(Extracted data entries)

>>>>>

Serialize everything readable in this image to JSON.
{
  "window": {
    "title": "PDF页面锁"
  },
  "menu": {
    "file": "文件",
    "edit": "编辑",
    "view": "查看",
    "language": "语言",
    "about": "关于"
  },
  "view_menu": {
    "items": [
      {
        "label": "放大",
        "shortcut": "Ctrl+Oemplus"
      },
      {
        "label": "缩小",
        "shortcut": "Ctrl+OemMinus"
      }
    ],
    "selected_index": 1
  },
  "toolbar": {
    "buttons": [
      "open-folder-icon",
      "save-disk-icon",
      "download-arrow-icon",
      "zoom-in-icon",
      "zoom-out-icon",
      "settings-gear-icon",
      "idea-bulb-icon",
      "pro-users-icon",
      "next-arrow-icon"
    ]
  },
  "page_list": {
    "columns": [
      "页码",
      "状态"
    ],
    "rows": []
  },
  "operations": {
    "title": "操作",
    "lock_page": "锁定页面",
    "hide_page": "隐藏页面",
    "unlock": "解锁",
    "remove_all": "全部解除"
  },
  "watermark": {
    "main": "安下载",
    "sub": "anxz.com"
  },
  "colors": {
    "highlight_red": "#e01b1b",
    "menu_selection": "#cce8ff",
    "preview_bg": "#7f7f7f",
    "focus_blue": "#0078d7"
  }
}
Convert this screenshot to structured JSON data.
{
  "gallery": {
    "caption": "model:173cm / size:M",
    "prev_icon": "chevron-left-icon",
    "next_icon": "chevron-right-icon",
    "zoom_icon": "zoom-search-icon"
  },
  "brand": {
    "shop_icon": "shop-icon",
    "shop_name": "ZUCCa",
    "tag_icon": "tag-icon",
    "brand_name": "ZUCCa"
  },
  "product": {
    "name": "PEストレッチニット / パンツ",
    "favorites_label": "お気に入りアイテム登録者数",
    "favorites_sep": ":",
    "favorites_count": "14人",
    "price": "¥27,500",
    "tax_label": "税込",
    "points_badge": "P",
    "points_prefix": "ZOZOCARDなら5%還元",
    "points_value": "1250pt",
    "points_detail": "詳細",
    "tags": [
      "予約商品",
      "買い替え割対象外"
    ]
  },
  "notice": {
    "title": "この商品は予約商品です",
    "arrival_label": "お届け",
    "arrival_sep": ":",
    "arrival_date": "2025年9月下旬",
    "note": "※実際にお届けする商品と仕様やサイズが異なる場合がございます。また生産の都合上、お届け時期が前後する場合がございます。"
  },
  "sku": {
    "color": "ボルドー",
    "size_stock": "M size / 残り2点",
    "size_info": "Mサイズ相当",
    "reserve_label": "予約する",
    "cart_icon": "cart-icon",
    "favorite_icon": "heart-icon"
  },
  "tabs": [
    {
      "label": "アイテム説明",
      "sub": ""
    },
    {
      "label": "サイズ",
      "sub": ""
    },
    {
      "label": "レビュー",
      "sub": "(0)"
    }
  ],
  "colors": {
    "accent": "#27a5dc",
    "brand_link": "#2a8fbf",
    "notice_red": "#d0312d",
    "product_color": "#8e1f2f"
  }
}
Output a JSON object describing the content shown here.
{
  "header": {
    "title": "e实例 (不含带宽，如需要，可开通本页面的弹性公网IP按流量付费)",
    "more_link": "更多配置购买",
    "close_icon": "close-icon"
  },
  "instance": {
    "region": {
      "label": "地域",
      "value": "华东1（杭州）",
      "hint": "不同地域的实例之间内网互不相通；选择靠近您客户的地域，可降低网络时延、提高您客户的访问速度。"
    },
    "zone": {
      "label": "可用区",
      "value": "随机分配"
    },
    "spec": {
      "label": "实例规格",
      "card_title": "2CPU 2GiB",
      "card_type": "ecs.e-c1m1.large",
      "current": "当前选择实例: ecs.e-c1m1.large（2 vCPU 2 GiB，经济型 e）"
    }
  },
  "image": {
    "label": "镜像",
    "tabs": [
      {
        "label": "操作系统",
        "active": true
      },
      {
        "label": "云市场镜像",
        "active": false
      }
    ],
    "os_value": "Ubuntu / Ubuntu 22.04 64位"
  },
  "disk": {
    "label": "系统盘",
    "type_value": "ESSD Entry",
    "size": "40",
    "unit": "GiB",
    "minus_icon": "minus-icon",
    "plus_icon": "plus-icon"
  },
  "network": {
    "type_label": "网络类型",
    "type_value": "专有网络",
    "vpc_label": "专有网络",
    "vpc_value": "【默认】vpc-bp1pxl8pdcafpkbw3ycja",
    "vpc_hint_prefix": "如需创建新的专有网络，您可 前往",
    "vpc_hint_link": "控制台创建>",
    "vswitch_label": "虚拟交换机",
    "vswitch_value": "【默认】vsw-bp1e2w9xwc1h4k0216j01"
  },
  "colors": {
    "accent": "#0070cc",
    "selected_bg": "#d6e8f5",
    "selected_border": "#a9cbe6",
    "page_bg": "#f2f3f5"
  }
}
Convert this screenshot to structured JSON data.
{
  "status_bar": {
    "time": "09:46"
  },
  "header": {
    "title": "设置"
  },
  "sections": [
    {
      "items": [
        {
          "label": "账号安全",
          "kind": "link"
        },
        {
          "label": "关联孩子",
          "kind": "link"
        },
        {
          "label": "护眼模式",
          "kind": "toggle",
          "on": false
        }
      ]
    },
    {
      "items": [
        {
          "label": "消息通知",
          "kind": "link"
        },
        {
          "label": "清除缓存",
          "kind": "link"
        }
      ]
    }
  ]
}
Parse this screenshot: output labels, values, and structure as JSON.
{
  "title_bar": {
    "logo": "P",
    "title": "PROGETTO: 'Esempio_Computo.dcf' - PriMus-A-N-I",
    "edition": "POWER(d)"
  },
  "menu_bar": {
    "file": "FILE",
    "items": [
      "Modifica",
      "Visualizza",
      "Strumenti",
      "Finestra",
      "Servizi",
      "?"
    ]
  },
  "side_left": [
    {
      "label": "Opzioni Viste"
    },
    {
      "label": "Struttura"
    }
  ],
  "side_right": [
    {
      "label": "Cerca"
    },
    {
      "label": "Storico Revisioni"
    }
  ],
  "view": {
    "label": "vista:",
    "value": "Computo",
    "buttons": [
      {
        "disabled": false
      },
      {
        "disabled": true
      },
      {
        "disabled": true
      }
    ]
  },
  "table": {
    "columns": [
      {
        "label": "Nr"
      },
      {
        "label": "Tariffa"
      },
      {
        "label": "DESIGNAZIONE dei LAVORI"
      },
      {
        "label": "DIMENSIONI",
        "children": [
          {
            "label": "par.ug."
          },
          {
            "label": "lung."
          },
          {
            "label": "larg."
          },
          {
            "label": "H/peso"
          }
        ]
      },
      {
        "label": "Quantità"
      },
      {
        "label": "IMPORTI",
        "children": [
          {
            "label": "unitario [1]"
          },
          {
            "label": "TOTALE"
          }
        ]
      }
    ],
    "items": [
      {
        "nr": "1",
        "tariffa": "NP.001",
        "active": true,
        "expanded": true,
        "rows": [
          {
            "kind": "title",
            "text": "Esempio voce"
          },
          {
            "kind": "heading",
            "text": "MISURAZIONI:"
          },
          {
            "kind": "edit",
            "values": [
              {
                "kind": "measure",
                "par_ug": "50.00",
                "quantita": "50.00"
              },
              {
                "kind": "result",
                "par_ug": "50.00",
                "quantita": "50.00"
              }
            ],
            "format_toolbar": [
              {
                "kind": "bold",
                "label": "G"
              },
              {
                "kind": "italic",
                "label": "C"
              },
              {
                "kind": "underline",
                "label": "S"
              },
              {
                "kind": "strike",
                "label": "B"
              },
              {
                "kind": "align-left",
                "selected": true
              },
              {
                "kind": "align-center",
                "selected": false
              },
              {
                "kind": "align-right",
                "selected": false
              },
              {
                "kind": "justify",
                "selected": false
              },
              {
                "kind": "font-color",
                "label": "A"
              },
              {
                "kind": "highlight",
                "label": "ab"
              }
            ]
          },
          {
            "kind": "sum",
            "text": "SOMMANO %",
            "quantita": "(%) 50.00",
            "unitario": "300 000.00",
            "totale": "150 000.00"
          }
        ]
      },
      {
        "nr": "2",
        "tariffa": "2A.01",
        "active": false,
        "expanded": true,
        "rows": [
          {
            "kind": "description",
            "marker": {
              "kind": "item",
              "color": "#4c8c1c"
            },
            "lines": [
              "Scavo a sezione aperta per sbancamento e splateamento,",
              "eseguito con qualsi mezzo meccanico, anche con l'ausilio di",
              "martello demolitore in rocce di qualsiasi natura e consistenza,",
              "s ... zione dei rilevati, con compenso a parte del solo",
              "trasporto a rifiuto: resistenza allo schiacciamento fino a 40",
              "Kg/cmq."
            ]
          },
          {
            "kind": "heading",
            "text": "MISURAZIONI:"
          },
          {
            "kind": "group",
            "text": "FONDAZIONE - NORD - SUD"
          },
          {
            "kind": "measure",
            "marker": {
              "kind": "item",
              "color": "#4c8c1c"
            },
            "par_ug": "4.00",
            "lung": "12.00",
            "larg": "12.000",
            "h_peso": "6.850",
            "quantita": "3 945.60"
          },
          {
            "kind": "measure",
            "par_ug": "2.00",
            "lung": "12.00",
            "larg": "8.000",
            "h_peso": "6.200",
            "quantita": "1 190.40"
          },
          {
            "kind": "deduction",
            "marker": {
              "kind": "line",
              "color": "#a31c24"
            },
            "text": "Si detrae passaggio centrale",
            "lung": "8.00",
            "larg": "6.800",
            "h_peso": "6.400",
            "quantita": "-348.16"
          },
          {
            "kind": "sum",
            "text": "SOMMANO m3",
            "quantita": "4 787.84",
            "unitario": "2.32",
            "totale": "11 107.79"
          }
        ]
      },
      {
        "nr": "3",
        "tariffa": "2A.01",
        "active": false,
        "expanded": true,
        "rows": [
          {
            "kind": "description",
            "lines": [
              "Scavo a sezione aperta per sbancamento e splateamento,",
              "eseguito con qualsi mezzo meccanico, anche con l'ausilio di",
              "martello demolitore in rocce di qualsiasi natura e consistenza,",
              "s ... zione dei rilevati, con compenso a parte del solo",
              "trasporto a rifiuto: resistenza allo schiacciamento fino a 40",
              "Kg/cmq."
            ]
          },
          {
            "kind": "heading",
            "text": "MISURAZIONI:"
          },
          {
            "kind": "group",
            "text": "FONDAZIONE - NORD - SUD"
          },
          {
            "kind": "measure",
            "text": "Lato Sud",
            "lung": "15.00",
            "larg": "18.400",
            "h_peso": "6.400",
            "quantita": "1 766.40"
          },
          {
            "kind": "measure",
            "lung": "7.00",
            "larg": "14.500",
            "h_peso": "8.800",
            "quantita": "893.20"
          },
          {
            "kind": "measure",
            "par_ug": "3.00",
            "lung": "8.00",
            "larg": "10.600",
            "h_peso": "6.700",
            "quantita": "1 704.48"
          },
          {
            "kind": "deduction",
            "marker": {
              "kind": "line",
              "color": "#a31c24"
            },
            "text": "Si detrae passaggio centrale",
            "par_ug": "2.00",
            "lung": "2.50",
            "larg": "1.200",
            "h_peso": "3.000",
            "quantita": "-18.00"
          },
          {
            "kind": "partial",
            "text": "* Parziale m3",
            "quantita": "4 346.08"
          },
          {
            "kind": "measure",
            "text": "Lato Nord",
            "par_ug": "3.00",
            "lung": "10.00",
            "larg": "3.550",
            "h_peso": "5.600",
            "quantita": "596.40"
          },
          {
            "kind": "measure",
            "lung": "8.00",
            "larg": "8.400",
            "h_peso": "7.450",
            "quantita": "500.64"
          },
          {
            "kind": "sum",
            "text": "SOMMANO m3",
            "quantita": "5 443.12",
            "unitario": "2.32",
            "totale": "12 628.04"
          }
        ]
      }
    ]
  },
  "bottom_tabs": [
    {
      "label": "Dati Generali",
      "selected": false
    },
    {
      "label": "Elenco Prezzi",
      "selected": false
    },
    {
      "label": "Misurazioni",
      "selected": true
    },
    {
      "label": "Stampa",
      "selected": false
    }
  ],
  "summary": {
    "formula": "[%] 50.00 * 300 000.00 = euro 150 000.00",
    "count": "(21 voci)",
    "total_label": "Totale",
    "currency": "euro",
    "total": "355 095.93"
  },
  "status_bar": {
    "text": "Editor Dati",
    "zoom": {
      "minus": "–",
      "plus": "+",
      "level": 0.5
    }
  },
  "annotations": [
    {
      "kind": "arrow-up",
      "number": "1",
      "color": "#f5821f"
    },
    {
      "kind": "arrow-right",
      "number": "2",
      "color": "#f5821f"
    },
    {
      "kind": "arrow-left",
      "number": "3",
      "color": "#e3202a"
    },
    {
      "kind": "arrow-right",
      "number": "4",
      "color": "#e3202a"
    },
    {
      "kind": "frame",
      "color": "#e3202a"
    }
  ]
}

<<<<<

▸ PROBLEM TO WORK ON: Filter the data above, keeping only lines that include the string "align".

▸ RESULT OF THIS EXERCISE:
                "kind": "align-left",
                "kind": "align-center",
                "kind": "align-right",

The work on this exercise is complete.